Ever since I landed in Jeddah (Saudi Arabia) in the middle of the Hajj pilgrimage in 1976, while thousands of white-robed pilgrims were waiting for planes to land them to Mecca, I have been involved in emerging markets and experiences lots of the plagues that come with them. By and large, the infrastructure has improved in Asia, Eastern Europe and the Middle East. Africa remains difficult to work with.
The future of our economies is intertwined with the future of emerging markets. On the other side, emerging markets need global markets to ensure their survival and feed their population. That “objective” interconnection has to become “subjective” and help us deal with immigration, development and climate change.
Working in or for emerging markets requires a different approach: building trust is sometimes a challenge and takes time. It also requires a deep personal involvement since relationships are not just a matter of business, but involve personal connection. It makes working in emerging markets challenging but very rewarding.
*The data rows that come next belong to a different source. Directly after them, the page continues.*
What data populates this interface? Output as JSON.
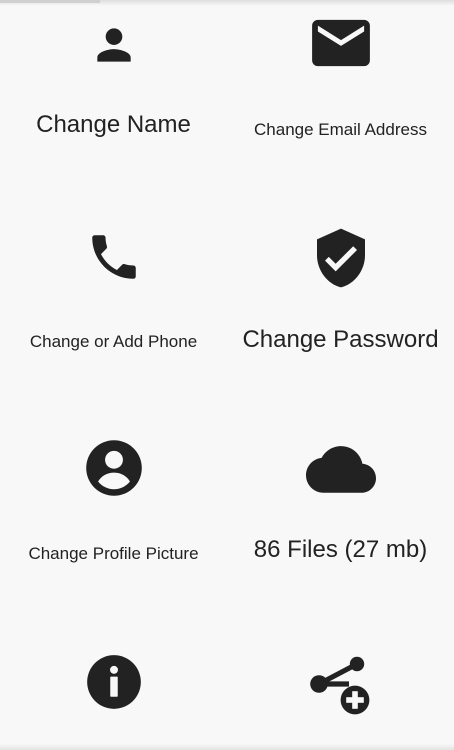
{
  "actions": [
    {
      "label": "Change Name",
      "icon": "person-icon"
    },
    {
      "label": "Change Email Address",
      "icon": "email-icon"
    },
    {
      "label": "Change or Add Phone",
      "icon": "phone-icon"
    },
    {
      "label": "Change Password",
      "icon": "shield-check-icon"
    },
    {
      "label": "Change Profile Picture",
      "icon": "account-circle-icon"
    },
    {
      "label": "86 Files (27 mb)",
      "icon": "cloud-icon"
    },
    {
      "label": "",
      "icon": "info-icon"
    },
    {
      "label": "",
      "icon": "share-add-icon"
    }
  ],
  "colors": {
    "background": "#f8f8f8",
    "icon": "#222222",
    "text": "#222222"
  }
}
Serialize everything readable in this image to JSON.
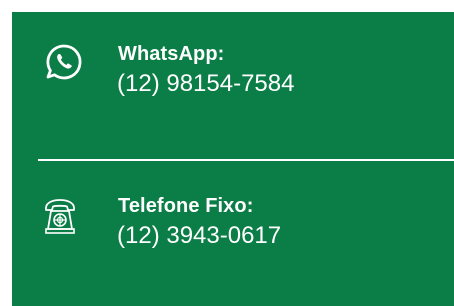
{
  "contacts": [
    {
      "icon": "whatsapp-icon",
      "label": "WhatsApp:",
      "number": "(12) 98154-7584"
    },
    {
      "icon": "telephone-icon",
      "label": "Telefone Fixo:",
      "number": "(12) 3943-0617"
    }
  ],
  "colors": {
    "background": "#0b7d46",
    "text": "#ffffff",
    "page": "#ffffff"
  }
}
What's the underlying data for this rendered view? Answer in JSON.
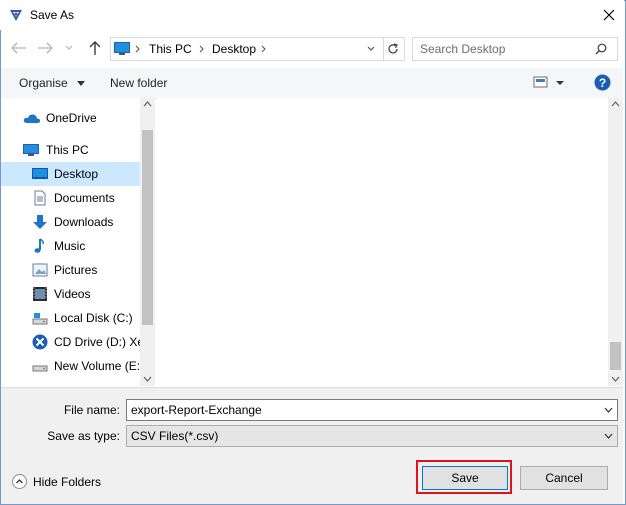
{
  "window": {
    "title": "Save As"
  },
  "address": {
    "path": [
      "This PC",
      "Desktop"
    ]
  },
  "search": {
    "placeholder": "Search Desktop"
  },
  "toolbar": {
    "organise_label": "Organise",
    "new_folder_label": "New folder"
  },
  "nav": {
    "items": [
      {
        "label": "OneDrive",
        "icon": "onedrive-icon",
        "selected": false
      },
      {
        "label": "This PC",
        "icon": "pc-icon",
        "selected": false
      },
      {
        "label": "Desktop",
        "icon": "desktop-icon",
        "selected": true
      },
      {
        "label": "Documents",
        "icon": "documents-icon",
        "selected": false
      },
      {
        "label": "Downloads",
        "icon": "downloads-icon",
        "selected": false
      },
      {
        "label": "Music",
        "icon": "music-icon",
        "selected": false
      },
      {
        "label": "Pictures",
        "icon": "pictures-icon",
        "selected": false
      },
      {
        "label": "Videos",
        "icon": "videos-icon",
        "selected": false
      },
      {
        "label": "Local Disk (C:)",
        "icon": "local-disk-icon",
        "selected": false
      },
      {
        "label": "CD Drive (D:) Xer",
        "icon": "cd-drive-icon",
        "selected": false
      },
      {
        "label": "New Volume (E:)",
        "icon": "drive-icon",
        "selected": false
      }
    ]
  },
  "form": {
    "filename_label": "File name:",
    "filename_value": "export-Report-Exchange",
    "savetype_label": "Save as type:",
    "savetype_value": "CSV Files(*.csv)"
  },
  "footer": {
    "hide_folders_label": "Hide Folders"
  },
  "buttons": {
    "save_label": "Save",
    "cancel_label": "Cancel"
  },
  "colors": {
    "accent": "#0078d7",
    "selection": "#cce8ff",
    "highlight": "#e0121a"
  }
}
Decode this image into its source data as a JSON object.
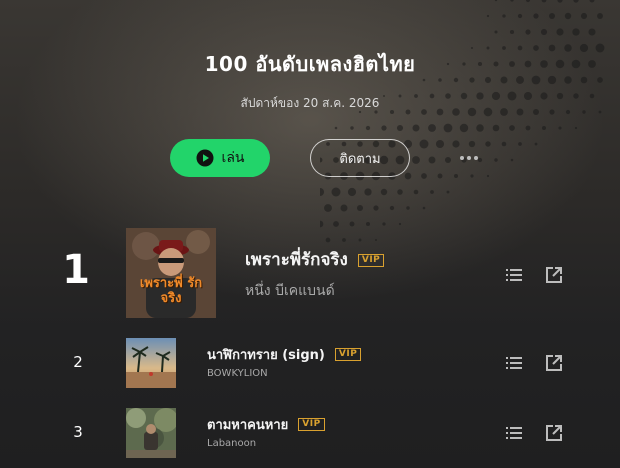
{
  "header": {
    "title": "100 อันดับเพลงฮิตไทย",
    "subtitle": "สัปดาห์ของ 20 ส.ค. 2026"
  },
  "actions": {
    "play_label": "เล่น",
    "follow_label": "ติดตาม"
  },
  "tracks": [
    {
      "rank": "1",
      "title": "เพราะพี่รักจริง",
      "badge": "VIP",
      "artist": "หนึ่ง บีเคแบนด์",
      "cover_text": "เพราะพี่ รักจริง"
    },
    {
      "rank": "2",
      "title": "นาฬิกาทราย (sign)",
      "badge": "VIP",
      "artist": "BOWKYLION"
    },
    {
      "rank": "3",
      "title": "ตามหาคนหาย",
      "badge": "VIP",
      "artist": "Labanoon"
    }
  ],
  "colors": {
    "accent_green": "#22d46a",
    "vip_gold": "#d9a12f",
    "background": "#1f1f20"
  },
  "icons": [
    "play-icon",
    "more-icon",
    "playlist-icon",
    "share-icon"
  ]
}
They have long memories about the way we mislead and sometimes abused them. It is up to us to find ways to go beyond those initial apprehensions.